Do you remember the olden days when you were young and carefree? You know, you’d get up with a smile, excited to face the challenges of the day as opportunities to improve your world.
Or how about when you would just look at your spouse or children and just feel pure and simple joy and enjoyment at simply spending the day with them without thinking about the next mortgage payment or all the demands work was placing on you.
Did you notice when the times changed for you? When you started to feel the burden of stress and most of your thoughts became counted as worries or fears? I’m not talking about a clinical type of depression or anything, but more about how adulthood, parenthood, professional life, and well, even pandemic life takes its toll on us. More and more of us are stressed out and we can’t remember the last time we weren’t stressed.

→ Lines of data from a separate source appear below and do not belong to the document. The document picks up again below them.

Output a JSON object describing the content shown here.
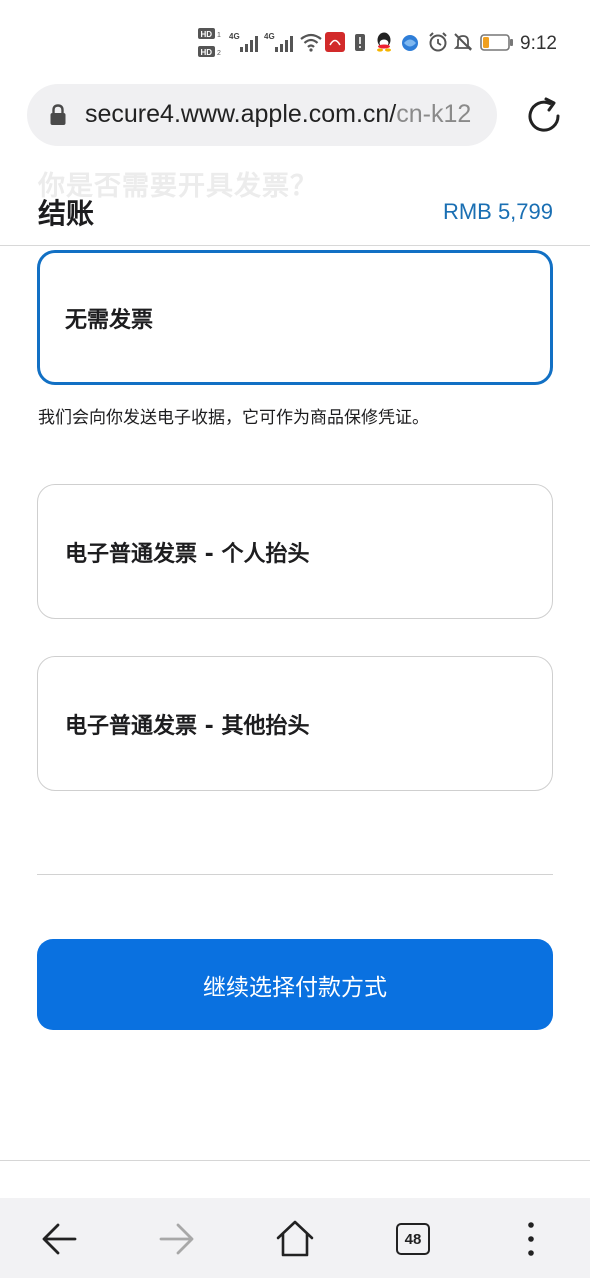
{
  "status_bar": {
    "time": "9:12",
    "network_labels": [
      "HD",
      "HD",
      "4G",
      "4G"
    ],
    "icons": [
      "signal-icon",
      "wifi-icon",
      "app-notification-icon",
      "battery-alert-icon",
      "qq-icon",
      "browser-icon",
      "alarm-icon",
      "mute-icon",
      "battery-icon"
    ],
    "battery_level": 0.25
  },
  "browser": {
    "url_main": "secure4.www.apple.com.cn/",
    "url_dim": "cn-k12",
    "tab_count": "48"
  },
  "page": {
    "ghost_heading": "你是否需要开具发票？",
    "title": "结账",
    "total": "RMB 5,799",
    "options": [
      {
        "label": "无需发票",
        "selected": true
      },
      {
        "label": "电子普通发票 - 个人抬头",
        "selected": false
      },
      {
        "label": "电子普通发票 - 其他抬头",
        "selected": false
      }
    ],
    "note": "我们会向你发送电子收据，它可作为商品保修凭证。",
    "continue_label": "继续选择付款方式"
  },
  "colors": {
    "accent": "#0a71e0",
    "selected_border": "#1270c4",
    "price": "#1a6fb3"
  }
}
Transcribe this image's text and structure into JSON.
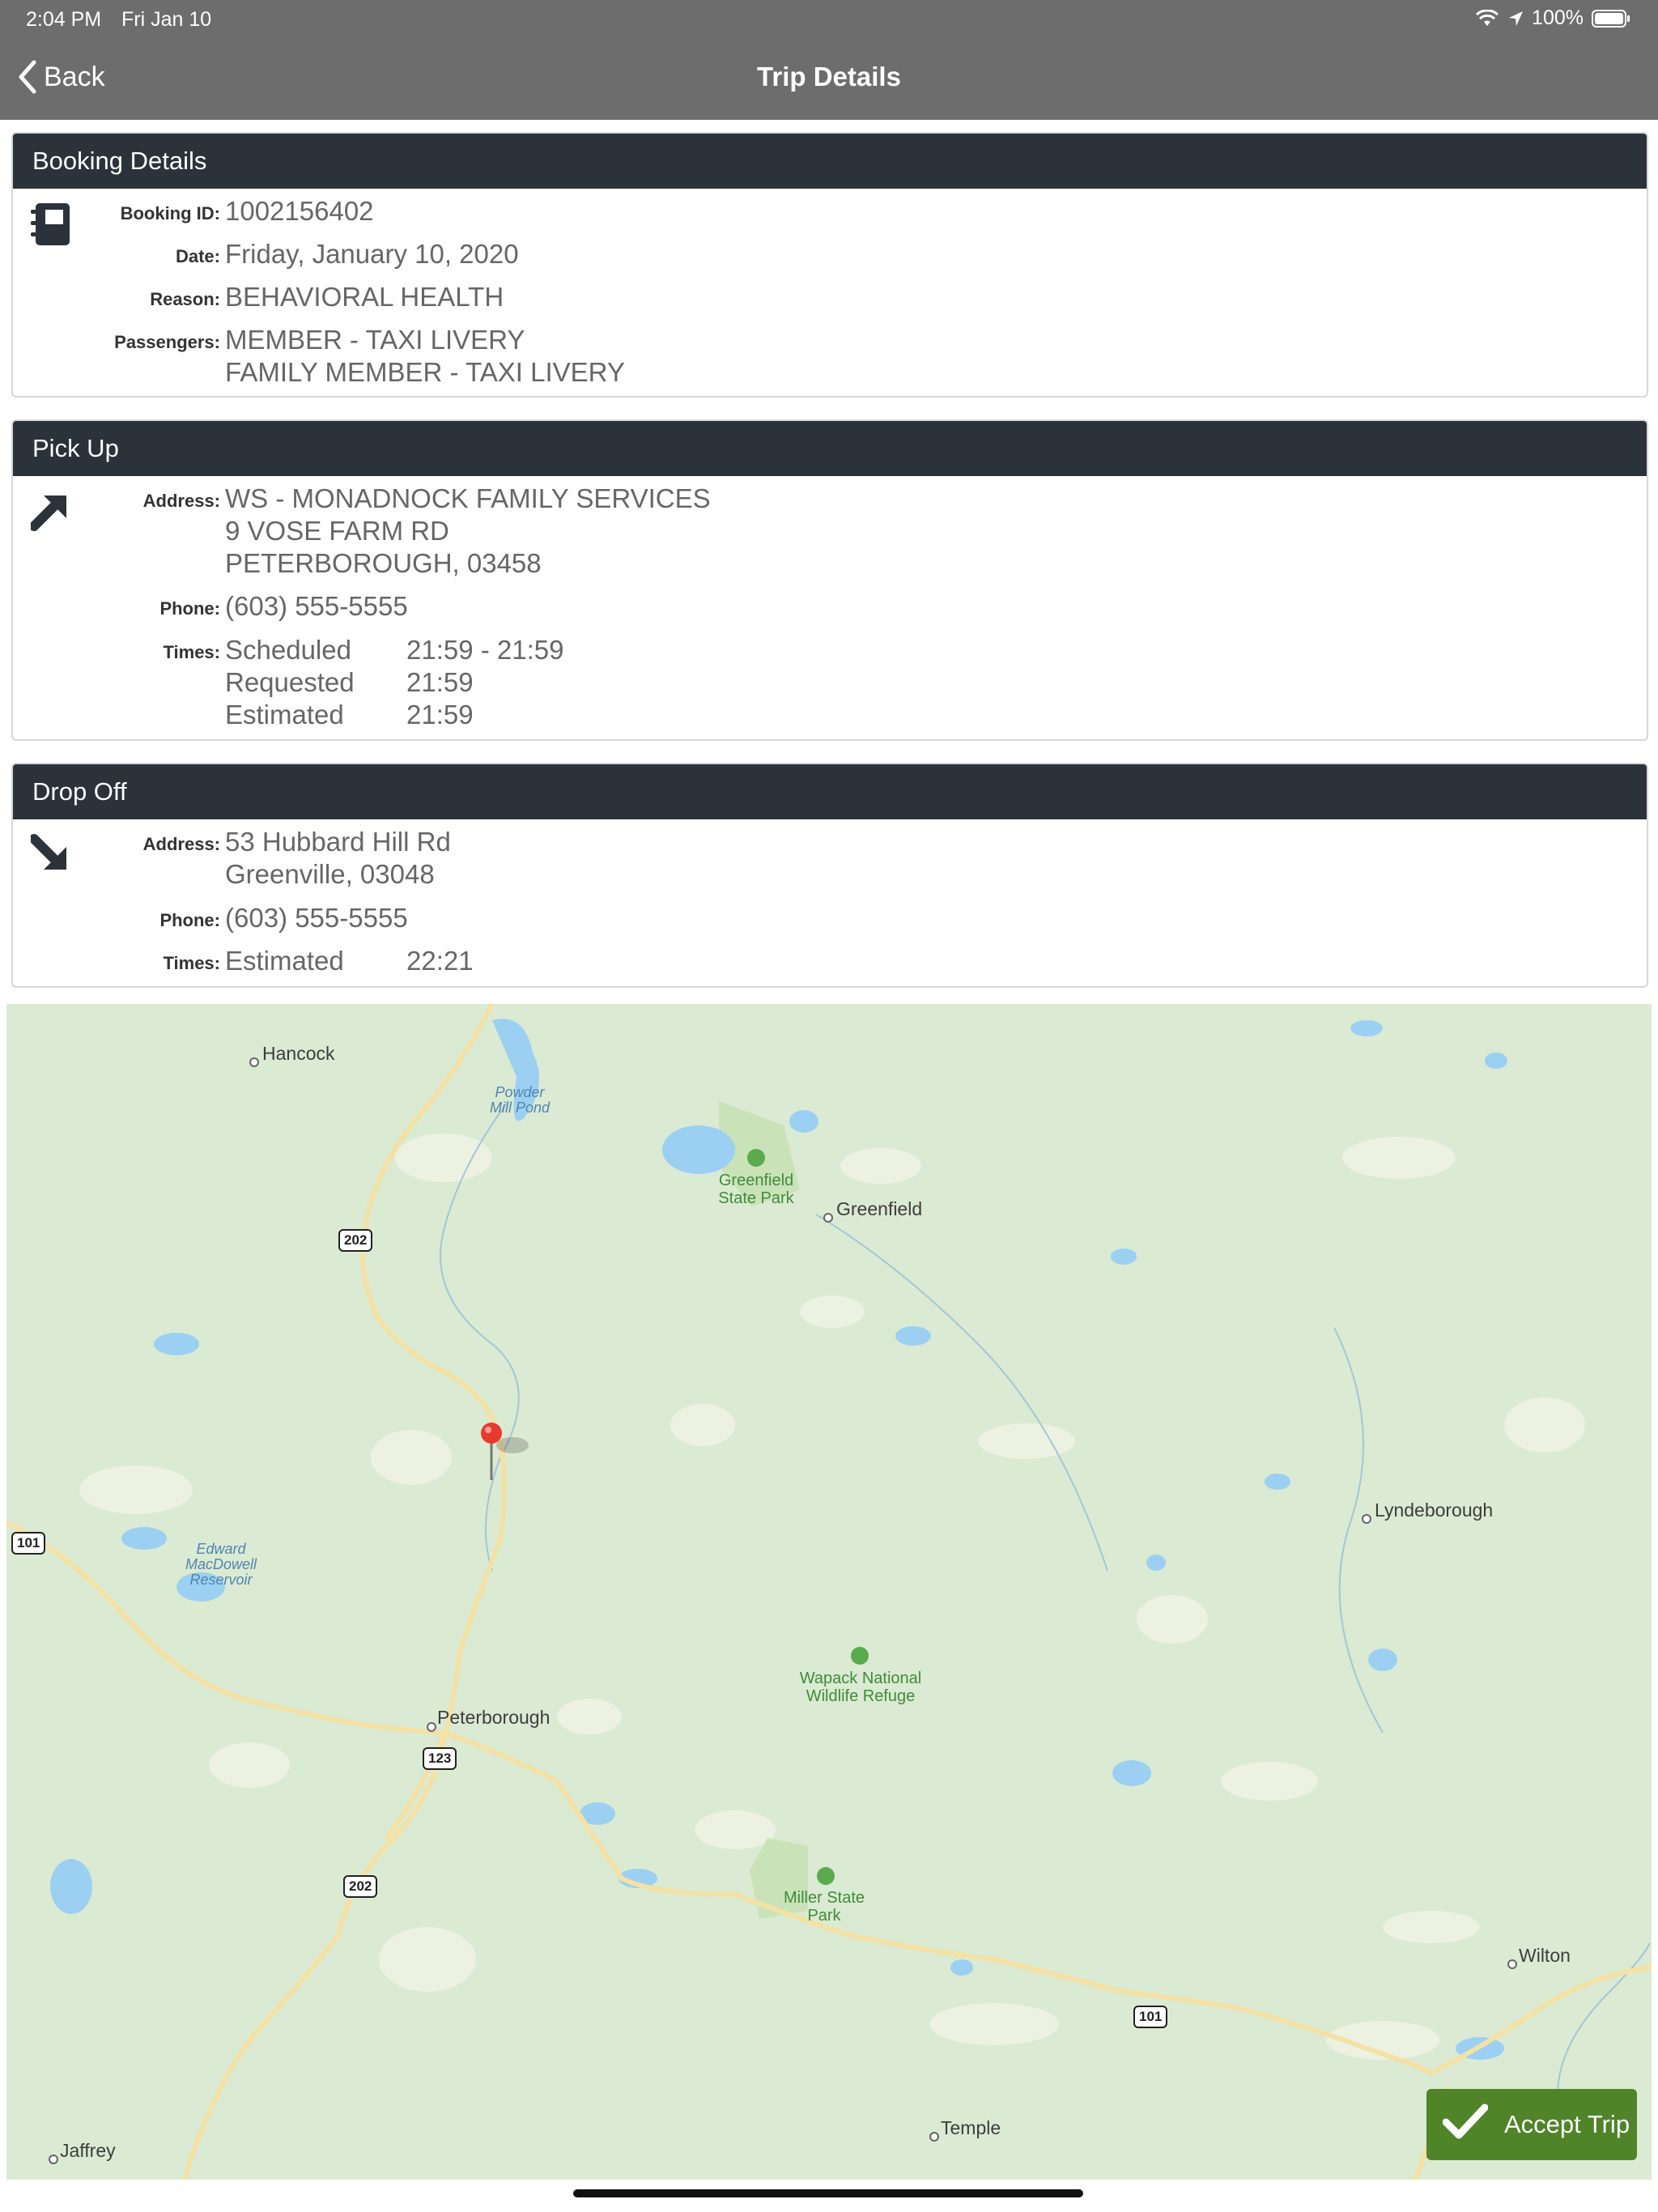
{
  "status_bar": {
    "time": "2:04 PM",
    "date": "Fri Jan 10",
    "battery": "100%"
  },
  "nav": {
    "back_label": "Back",
    "title": "Trip Details"
  },
  "booking": {
    "header": "Booking Details",
    "id_label": "Booking ID:",
    "id_value": "1002156402",
    "date_label": "Date:",
    "date_value": "Friday, January 10, 2020",
    "reason_label": "Reason:",
    "reason_value": "BEHAVIORAL HEALTH",
    "passengers_label": "Passengers:",
    "passengers": [
      "MEMBER - TAXI LIVERY",
      "FAMILY MEMBER - TAXI LIVERY"
    ]
  },
  "pickup": {
    "header": "Pick Up",
    "address_label": "Address:",
    "address": [
      "WS - MONADNOCK FAMILY SERVICES",
      "9 VOSE FARM RD",
      "PETERBOROUGH, 03458"
    ],
    "phone_label": "Phone:",
    "phone": "(603) 555-5555",
    "times_label": "Times:",
    "times": [
      {
        "type": "Scheduled",
        "value": "21:59 - 21:59"
      },
      {
        "type": "Requested",
        "value": "21:59"
      },
      {
        "type": "Estimated",
        "value": "21:59"
      }
    ]
  },
  "dropoff": {
    "header": "Drop Off",
    "address_label": "Address:",
    "address": [
      "53 Hubbard Hill Rd",
      "Greenville, 03048"
    ],
    "phone_label": "Phone:",
    "phone": "(603) 555-5555",
    "times_label": "Times:",
    "times": [
      {
        "type": "Estimated",
        "value": "22:21"
      }
    ]
  },
  "map": {
    "towns": [
      "Hancock",
      "Greenfield",
      "Lyndeborough",
      "Peterborough",
      "Wilton",
      "Temple",
      "Jaffrey"
    ],
    "parks": [
      "Greenfield State Park",
      "Wapack National Wildlife Refuge",
      "Miller State Park"
    ],
    "water": [
      "Powder Mill Pond",
      "Edward MacDowell Reservoir"
    ],
    "shields": [
      "202",
      "101",
      "123",
      "202",
      "101"
    ]
  },
  "accept_label": "Accept Trip",
  "colors": {
    "nav_bg": "#6d6d6d",
    "panel_header": "#2c323a",
    "accept": "#4f8428",
    "map_bg": "#dbead2",
    "pin": "#e63a2e"
  }
}
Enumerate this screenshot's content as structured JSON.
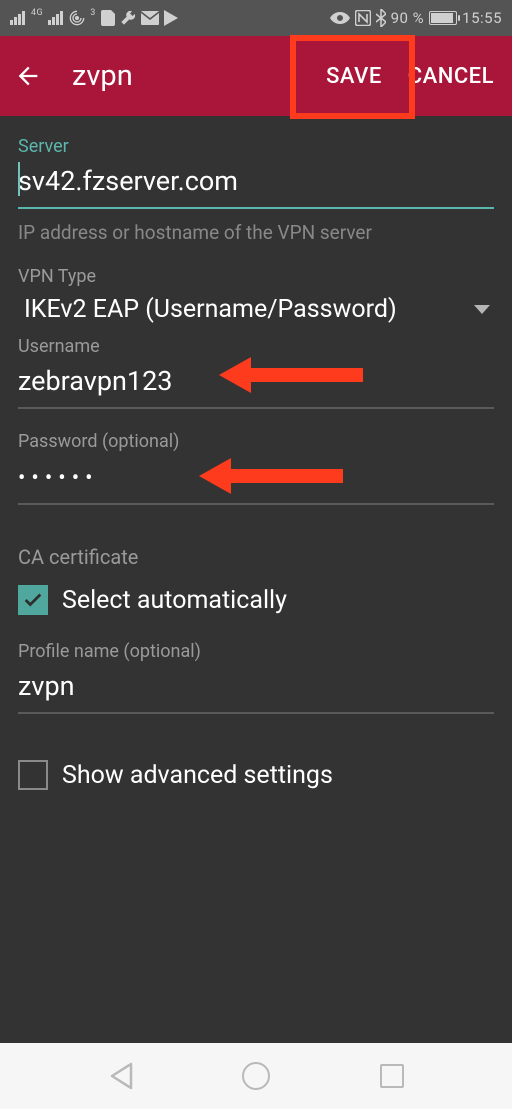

Because living with high stress can cause some serious health concerns, we wanted to share some practical and helpful ways to lower your stress and hopefully ward off the long term effects of high stress on your health and wellness. After all, less stress means better quality of life for you and for those around you. Imagine being able to just relax and enjoy your family and friends again without the constant worry and fear stress can cause? Wouldn’t that be great?
Let’s start with some basics, then we’ll share some strategies for reducing your stress and your cortisol.
There is a Stress Hormone?
It’s not quite that simple, but at the risk of oversimplifying it, you bet there is! Obviously it is a bit more complicated, but without getting too detailed, we all have this hormone called Cortisol that plays an important role in regulating several important things our body does, including:
How Does Cortisol Work Exactly?
When we’re stressed, our body makes more cortisol. So, when we experience stressful thoughts and emotions like fear, overwhelm, anxiety, anger, and more, our body sounds an alarm button and increases its production of cortisol to help keep things like our blood sugar levels and blood pressure within healthy ranges. When the stress passes, our body responds reduces how much cortisol it makes until our next serious encounter with stress.
What if We’re Under Constant Stress and the Alarm Button Stays On?
Well, if we’re under constant stress, our cortisol levels don’t decrease as they should. When our bodies have high levels of cortisol for long periods of time many of our body’s most important functions can be derailed which can an weaken our immune response and lead to the development of chronic health issues such as:
Sound familiar? So, what can we do?
For most of us, reducing our stress would mean drastically changing our circumstances or perhaps giving up some of the very things that we love, our children, our spouses, our careers.
That's not so realistic, is it? We’ve got few easier ideas that are far more realistic and much easier to pull off!
We’ve already shared that stressful thoughts and emotions are enough to increase our cortisol levels causing our body to be stressed. Since we are constantly exposed to our thoughts and our emotions, we can learn to change them rather than making drastic unrealistic changes to our life circumstances.
Changing our thoughts is both a skill, and a habit. It doesn’t mean avoiding reality, it means looking at it in another way. For instance, if the glass is half full, it is also half empty right? Both are true statements. But how you choose to look at it is all in your perspective. Choosing to view the situation in another way takes effort, but pays high dividends, resulting in a high success rate!! Take responsibility for your thoughts, tell a different story, choose your response!
I am quite sure most of you have heard about how gratitude as an emotion can be so helpful in suppressing our stress response, as it lowers our cortisol hormone. Seeking to find gratitude every day is a skill that can be developed and encouraged throughout the act of writing down and journaling your gratitude experience. Give journaling a try. You would be amazed at how therapeutic it can be!
So under-rated, and so basic that many people dismiss it. Think about it. When you are busy, stressed, racing around, you are breathing shallow breaths. This sends the brain the message that you must be fighting, flighting or freezing as a result of a dangerous situation. If everything was fine and you were safe, you would be breathing deep full breaths and exhaling slowly, pausing in between breaths. How many of us do this? It is only done when we are mindful of it.
One way to do that is by building this breathing practice into our day by setting a timer on our phones every hour and doing box breathing for 5 minutes. That’s all it takes. There are many forms of breathing, and they are all effective. Box breathing is breathing in for the same number of seconds, holding it in for the same number of seconds, exhaling for the same number of seconds, and pausing at the bottom for same number of seconds. An ideal sequence is 4-4-4-4, taking great care to expand your belly on the inhale. This is so great for calming your stress response and promoting healing in your body.